While working with students with moderate to severe disabilities can be incredibly rewarding, it also poses its own set of unique challenges. The one-size-fits-all instructional approach that may work in general education cannot be replicated for students receiving specially designed instruction and related services (and rightfully so!). A personalized approach to learning for special education students requires careful consideration and a solid understanding of the federal education laws in place to protect our student population. In this eBook, we will uncover the top 5 pressing pain points that special educators face and offer strategies to help you navigate them effectively to ensure your students have every opportunity to thrive.
Heading to the beach? Looking forward to longer, slower days? Planning to teach ESY? For many special education teachers, the answers here are: check, check, check! When a traditional school year ends though, what comes next for students with moderate to severe disabilities? For many, an ESY program is an important part of their IEP that helps ensure they continue making progress on key skills.
As we continue to navigate the realm of heightened staff shortages, special education departments today look slightly different than they did a decade ago. If you were to ask a Special Education Director who makes up their team, they would likely reply that it hosts a mix of teachers who are fresh out of college, or who have transitioned from general education or an inclusion classroom into a self-contained setting. To the surprise of many, a Special Education Director may even tell you that some of their special educators are teaching while still working through the formal certification process at night. This guide is designed to help new-to-the-field special educators define best practices for writing effective IEP goals that will drive students down a path of academic and personal success.
Have you ever applied for a job and noticed that the application you were filling out had an Equal Opportunity Employment (EOE) disclaimer listed? That’s there because employers are required by law to notify applicants that they don’t (and legally can’t!) discriminate based on certain things, like disabilities. Similarly, as the EOE law is in place to protect workers, the Individuals with Disabilities Education Act (IDEA) has been established to protect the rights of special education students.
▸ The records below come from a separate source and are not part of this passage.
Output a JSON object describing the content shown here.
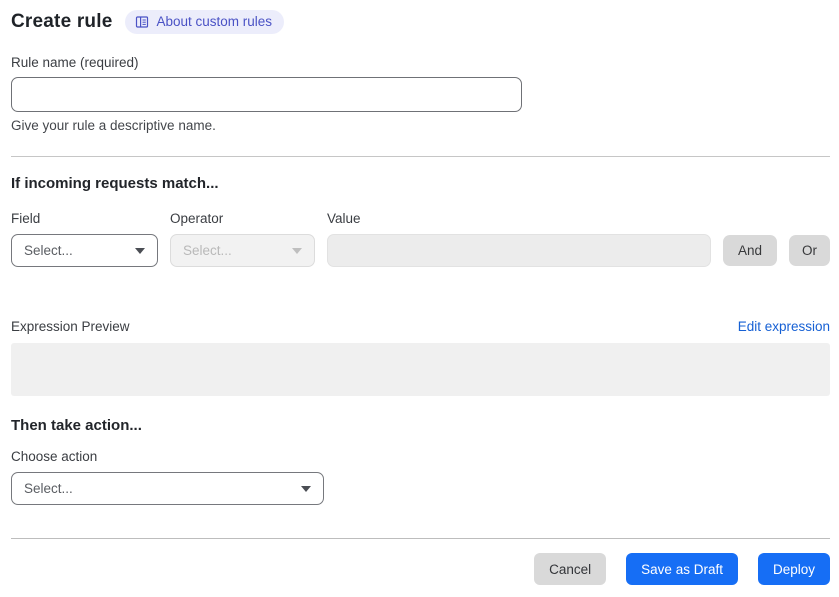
{
  "page": {
    "title": "Create rule",
    "badge_label": "About custom rules"
  },
  "rule_name": {
    "label": "Rule name (required)",
    "value": "",
    "helper": "Give your rule a descriptive name."
  },
  "match_section": {
    "heading": "If incoming requests match...",
    "field_label": "Field",
    "operator_label": "Operator",
    "value_label": "Value",
    "field_value": "Select...",
    "operator_value": "Select...",
    "value_value": "",
    "and_label": "And",
    "or_label": "Or"
  },
  "expression": {
    "label": "Expression Preview",
    "edit_link": "Edit expression",
    "content": ""
  },
  "action_section": {
    "heading": "Then take action...",
    "label": "Choose action",
    "value": "Select..."
  },
  "footer": {
    "cancel": "Cancel",
    "save_draft": "Save as Draft",
    "deploy": "Deploy"
  },
  "colors": {
    "button_blue": "#166ef5",
    "link_blue": "#1660d4",
    "badge_bg": "#ecedfb",
    "badge_text": "#4a52c5",
    "neutral_button_bg": "#d9d9d9",
    "disabled_bg": "#f2f2f2",
    "preview_bg": "#f0f0f0"
  }
}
Today, schools are faced with heightened challenges brought on by special education teachers and related service providers leaving the profession at faster rates than new hires are entering it. Staff shortages can lead to disruptions in learning for students, and it's essential to find ways to support and retain the teachers who make a difference in their lives. Let’s talk about some strategies that can help to offset the burdens fueled by staff shortages, from professional development and mentorship to higher pay and providing high-quality curriculum resources.
Think about your everyday life as an adult involved in your community. What do you do? What skills do you need to have to go, for example, grocery shopping? Or to a restaurant? For students with disabilities, life skills – the skills needed to manage selfcare, are correlated to improved education, employment and independent living outcomes.
It goes without saying that learning safety skills is important for everyone, but it’s critical for students with moderate to severe disabilities. If these skills are not taught directly and systematically, they often will not be learned naturally. Let’s tap into key safety skills that can be taught in the classroom and practiced in natural environments, as well as how you can teach them effectively.
Ever heard of the “Sunday Scaries?” Often times, the Sunday Scaries are referenced on a Sunday night when Monday morning is quickly approaching. For many, this means wrapping up a weekend of relaxation and transitioning back into the 9-5 grind, or for students, it means heading back to a full week of school. Transitions in general can pose feelings of overwhelm, and that leap from high school to post-secondary life is certainly no different - especially for students with moderate to severe disabilities.
Under the Individuals with Disabilities Education Act (IDEA), students with disabilities have the right to receive a free and appropriate public education. This means that all students will receive the same academic opportunities as their typically developing peers. As a special educator, you recognize that academic progress for your students with moderate to severe disabilities is important, but you also know it’s not the full picture. Supporting prosocial, adaptive, and functional skills, among others, is key in helping your students reach their full potential and live as independently as possible one day.
Technology has revolutionized the capabilities of special education software, providing unprecedented resources and opportunities to students with disabilities. From interactive software that breaks down academic concepts into chunks to communication tools designed specifically for those struggling in general education settings, advancements in special education technology are opening up a world of potential.